[Dataset records]
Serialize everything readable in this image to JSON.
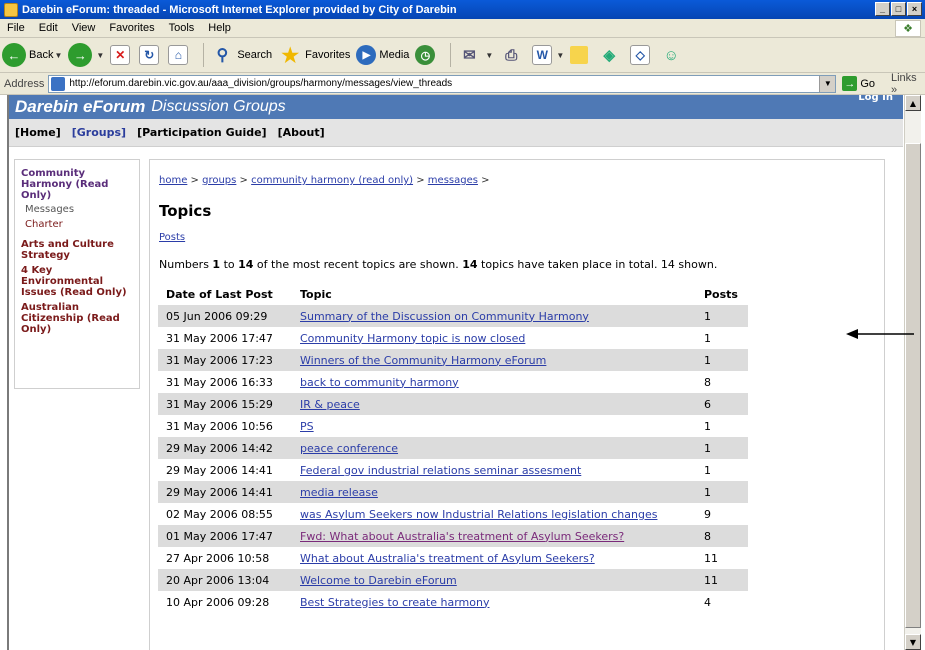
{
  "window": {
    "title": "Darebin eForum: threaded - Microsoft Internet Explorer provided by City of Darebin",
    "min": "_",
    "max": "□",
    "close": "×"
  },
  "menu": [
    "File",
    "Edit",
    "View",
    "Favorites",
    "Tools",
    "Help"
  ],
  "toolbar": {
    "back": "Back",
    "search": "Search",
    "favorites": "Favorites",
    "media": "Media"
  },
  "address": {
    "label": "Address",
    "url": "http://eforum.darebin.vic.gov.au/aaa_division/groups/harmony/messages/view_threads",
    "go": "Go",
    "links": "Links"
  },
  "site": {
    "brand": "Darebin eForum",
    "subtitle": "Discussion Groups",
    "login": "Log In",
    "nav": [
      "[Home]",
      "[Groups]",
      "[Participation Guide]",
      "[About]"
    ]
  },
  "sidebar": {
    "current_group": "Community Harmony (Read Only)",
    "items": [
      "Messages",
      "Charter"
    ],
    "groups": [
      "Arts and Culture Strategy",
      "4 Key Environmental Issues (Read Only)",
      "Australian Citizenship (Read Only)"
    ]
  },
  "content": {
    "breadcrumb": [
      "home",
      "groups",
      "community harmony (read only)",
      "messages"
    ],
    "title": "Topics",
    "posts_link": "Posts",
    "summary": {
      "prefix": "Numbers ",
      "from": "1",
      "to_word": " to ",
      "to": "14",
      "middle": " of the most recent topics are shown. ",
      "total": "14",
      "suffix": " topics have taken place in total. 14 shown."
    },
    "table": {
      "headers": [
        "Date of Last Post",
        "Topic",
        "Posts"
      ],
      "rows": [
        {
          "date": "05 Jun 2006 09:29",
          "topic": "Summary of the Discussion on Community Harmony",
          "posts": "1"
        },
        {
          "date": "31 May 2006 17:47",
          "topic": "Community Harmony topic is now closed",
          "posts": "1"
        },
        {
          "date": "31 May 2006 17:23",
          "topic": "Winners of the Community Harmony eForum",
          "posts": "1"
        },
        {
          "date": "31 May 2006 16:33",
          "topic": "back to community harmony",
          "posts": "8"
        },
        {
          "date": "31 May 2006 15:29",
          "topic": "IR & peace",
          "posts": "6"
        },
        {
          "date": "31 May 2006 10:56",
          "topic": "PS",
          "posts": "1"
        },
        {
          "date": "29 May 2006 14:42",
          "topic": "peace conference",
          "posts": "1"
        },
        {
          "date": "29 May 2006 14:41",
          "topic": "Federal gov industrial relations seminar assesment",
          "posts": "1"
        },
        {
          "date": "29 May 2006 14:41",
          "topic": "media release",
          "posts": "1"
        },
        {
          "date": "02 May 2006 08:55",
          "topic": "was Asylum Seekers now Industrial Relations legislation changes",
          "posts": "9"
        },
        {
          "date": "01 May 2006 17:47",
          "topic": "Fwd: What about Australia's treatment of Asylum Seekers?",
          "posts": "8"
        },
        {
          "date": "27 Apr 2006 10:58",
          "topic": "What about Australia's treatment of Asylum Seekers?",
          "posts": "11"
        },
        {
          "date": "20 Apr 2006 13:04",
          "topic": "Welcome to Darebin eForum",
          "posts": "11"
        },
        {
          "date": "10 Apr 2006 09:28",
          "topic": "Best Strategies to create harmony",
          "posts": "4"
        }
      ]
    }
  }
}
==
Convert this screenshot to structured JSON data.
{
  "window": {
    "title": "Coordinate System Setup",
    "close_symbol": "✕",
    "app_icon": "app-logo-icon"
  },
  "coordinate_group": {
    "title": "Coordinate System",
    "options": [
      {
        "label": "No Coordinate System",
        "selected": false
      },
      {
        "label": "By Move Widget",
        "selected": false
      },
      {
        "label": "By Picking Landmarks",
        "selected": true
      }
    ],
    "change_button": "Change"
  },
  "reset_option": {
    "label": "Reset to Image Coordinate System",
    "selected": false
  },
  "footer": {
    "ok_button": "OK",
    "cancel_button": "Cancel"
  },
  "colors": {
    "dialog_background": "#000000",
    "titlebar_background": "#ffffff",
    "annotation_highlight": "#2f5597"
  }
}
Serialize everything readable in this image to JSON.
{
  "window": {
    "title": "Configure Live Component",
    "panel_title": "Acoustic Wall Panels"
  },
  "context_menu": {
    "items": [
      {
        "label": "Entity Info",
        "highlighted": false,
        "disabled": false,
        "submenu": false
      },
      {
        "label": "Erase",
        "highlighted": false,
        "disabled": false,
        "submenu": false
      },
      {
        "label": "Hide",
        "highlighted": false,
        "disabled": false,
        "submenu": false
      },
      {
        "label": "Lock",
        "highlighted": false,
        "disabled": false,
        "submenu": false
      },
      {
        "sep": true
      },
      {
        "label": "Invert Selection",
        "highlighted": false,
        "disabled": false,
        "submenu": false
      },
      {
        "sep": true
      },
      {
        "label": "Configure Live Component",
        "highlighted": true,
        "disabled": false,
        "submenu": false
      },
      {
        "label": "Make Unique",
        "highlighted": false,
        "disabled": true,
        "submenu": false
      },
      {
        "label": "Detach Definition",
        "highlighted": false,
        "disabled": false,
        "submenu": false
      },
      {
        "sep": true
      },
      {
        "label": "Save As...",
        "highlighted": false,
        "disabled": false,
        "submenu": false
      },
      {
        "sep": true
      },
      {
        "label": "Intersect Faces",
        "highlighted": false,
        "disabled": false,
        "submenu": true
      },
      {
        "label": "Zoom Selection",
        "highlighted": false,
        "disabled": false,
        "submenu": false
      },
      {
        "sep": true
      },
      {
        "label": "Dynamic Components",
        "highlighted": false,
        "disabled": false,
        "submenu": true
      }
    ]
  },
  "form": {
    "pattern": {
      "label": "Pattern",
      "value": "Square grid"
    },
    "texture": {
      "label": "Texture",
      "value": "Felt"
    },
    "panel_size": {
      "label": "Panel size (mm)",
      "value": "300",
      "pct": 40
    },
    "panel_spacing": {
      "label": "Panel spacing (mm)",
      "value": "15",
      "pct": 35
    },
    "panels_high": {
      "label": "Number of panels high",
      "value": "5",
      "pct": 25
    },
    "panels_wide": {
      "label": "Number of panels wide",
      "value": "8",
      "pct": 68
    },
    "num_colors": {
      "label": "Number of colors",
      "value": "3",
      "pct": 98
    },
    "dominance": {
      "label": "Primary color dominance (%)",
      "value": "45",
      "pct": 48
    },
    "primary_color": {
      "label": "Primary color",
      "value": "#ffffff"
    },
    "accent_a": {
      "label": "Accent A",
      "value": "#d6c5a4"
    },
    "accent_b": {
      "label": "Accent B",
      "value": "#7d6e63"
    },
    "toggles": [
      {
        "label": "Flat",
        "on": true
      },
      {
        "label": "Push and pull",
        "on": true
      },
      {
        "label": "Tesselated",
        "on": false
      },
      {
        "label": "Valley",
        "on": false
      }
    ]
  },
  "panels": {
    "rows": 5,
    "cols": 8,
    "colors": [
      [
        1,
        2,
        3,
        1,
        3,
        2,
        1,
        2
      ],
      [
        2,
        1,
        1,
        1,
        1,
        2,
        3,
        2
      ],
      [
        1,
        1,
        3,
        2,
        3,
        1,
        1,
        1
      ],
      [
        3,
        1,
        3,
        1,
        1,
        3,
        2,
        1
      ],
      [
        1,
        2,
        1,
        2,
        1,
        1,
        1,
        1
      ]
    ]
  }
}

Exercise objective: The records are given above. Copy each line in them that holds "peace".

Answer:
          "topic": "IR & peace",
          "topic": "peace conference",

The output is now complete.